* TASK PROMPT
Look through the records, and wherever the string "image" turns up, copy out that line.

* DATASET RECORDS
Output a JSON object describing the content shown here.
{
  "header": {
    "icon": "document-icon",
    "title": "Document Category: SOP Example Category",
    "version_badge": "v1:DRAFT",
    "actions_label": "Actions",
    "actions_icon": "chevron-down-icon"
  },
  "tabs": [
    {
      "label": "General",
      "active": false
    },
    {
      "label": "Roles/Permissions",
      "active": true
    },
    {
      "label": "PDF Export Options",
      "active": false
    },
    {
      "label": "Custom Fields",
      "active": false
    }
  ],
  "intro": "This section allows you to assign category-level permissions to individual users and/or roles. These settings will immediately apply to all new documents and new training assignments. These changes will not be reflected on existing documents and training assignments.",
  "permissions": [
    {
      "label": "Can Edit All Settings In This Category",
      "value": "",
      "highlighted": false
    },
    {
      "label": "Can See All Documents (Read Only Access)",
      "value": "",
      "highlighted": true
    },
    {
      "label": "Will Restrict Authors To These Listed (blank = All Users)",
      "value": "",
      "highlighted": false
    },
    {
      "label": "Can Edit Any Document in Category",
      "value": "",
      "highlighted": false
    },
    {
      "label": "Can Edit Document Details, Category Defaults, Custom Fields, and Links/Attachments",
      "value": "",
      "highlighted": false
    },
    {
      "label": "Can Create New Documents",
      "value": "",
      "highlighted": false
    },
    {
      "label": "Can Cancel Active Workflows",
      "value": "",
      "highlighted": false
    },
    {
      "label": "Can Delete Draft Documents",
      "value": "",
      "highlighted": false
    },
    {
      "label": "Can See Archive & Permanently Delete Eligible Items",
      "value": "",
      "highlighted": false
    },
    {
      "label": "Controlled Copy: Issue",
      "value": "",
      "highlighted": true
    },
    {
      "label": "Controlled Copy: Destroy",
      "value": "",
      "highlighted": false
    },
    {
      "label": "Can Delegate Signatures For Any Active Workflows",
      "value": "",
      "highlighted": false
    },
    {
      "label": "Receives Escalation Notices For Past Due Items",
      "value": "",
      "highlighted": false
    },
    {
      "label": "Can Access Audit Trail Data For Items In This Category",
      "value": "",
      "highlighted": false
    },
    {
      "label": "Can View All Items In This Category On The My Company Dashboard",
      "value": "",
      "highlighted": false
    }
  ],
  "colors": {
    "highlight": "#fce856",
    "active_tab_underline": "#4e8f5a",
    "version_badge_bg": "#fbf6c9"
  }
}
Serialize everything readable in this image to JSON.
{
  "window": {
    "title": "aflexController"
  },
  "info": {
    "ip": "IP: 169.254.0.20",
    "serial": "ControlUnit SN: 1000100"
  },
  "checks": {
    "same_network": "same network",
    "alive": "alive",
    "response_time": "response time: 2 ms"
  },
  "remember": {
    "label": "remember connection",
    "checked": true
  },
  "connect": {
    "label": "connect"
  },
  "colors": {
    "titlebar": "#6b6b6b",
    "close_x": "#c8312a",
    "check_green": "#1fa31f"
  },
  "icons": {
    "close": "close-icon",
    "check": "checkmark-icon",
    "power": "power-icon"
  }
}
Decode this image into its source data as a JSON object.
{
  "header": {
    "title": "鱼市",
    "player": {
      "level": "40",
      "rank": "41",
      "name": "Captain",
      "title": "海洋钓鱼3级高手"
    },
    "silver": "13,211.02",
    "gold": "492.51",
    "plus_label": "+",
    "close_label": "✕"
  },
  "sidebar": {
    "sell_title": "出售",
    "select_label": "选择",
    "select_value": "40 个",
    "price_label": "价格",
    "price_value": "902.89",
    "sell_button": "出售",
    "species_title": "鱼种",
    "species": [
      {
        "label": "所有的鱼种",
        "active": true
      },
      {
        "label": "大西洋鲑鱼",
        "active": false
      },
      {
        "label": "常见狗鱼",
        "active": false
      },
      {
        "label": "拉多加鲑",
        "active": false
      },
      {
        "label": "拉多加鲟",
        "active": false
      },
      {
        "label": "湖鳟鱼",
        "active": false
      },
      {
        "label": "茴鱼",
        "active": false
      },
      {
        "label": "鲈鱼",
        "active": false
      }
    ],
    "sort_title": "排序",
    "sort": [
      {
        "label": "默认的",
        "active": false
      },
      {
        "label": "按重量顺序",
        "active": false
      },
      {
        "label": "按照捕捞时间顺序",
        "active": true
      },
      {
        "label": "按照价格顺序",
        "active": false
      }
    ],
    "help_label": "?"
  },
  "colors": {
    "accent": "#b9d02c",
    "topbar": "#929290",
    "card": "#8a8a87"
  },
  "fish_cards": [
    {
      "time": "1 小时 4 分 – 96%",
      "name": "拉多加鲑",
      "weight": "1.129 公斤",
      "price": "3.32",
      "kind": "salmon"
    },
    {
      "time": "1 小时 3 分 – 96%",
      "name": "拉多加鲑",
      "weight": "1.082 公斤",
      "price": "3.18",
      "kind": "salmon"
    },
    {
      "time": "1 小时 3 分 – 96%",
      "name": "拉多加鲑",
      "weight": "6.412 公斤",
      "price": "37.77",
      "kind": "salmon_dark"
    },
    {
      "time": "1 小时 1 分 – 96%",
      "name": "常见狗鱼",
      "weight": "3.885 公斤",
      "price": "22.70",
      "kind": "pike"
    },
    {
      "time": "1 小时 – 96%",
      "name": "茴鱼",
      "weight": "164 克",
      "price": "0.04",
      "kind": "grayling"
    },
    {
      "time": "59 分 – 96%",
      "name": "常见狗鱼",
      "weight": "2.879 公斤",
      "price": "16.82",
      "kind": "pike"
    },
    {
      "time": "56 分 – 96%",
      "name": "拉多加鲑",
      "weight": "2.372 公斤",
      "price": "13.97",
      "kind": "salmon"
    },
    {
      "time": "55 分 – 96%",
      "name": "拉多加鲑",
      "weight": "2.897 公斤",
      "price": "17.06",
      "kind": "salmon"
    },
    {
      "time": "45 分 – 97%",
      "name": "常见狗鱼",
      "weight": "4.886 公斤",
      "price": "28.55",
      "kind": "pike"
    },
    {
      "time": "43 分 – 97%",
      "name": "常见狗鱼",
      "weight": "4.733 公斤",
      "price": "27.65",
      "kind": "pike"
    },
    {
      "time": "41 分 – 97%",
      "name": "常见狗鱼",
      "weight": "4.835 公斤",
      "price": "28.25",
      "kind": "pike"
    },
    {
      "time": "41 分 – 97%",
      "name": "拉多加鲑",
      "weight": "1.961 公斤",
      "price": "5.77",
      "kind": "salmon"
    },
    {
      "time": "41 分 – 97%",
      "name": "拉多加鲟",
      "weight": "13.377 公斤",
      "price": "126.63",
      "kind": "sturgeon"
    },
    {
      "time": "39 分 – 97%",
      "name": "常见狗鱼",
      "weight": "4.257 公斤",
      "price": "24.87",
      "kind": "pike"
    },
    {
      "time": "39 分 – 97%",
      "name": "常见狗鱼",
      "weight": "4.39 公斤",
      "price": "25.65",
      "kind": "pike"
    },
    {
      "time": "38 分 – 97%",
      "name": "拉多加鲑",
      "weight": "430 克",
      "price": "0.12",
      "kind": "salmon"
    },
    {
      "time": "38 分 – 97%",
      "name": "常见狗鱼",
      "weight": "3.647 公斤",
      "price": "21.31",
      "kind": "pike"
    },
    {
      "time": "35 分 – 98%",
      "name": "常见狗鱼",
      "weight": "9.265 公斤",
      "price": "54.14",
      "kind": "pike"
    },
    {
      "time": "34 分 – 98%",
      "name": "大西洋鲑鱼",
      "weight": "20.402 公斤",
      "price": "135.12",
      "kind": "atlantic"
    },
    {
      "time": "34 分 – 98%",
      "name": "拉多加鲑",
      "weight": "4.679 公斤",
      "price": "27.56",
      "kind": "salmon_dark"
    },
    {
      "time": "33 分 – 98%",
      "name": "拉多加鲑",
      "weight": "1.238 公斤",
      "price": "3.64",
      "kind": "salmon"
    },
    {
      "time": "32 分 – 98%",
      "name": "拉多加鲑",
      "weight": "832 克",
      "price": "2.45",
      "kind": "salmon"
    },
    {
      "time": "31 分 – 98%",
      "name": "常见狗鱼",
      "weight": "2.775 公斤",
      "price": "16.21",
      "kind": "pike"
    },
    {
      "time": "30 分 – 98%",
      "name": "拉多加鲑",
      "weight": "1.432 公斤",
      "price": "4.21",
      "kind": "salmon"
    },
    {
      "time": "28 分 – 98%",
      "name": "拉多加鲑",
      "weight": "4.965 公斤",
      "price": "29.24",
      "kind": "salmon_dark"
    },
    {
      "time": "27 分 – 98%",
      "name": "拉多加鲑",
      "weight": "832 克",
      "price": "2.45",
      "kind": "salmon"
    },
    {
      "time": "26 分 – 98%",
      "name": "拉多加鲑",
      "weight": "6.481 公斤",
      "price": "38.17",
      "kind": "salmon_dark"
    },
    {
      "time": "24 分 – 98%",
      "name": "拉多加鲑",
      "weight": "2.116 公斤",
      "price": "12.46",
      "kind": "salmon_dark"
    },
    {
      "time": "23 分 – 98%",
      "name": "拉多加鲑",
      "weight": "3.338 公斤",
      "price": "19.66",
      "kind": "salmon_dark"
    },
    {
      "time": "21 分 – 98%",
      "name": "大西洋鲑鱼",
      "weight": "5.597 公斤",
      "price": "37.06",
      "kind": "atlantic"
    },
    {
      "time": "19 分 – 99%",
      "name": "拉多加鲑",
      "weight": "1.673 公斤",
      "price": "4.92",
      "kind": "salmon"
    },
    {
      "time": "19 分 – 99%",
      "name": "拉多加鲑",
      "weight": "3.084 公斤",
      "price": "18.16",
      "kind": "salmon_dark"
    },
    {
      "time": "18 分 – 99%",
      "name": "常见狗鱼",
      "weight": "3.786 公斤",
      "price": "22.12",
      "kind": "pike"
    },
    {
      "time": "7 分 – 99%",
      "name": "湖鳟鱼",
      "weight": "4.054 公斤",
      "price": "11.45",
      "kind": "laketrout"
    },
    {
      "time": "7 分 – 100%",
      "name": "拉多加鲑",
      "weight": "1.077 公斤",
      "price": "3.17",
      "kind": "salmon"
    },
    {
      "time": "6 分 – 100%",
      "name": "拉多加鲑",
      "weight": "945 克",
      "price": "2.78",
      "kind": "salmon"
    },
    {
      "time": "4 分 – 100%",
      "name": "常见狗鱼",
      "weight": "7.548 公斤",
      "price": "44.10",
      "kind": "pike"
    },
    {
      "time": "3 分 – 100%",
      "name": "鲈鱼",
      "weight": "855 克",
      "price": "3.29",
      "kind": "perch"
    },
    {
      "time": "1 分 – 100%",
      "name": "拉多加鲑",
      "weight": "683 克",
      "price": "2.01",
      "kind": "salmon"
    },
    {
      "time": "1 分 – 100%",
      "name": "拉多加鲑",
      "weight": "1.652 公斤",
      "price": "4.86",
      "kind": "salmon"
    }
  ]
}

* YOUR SOLUTION
Serialize everything readable in this image to JSON.
Decode this image into its source data as a JSON object.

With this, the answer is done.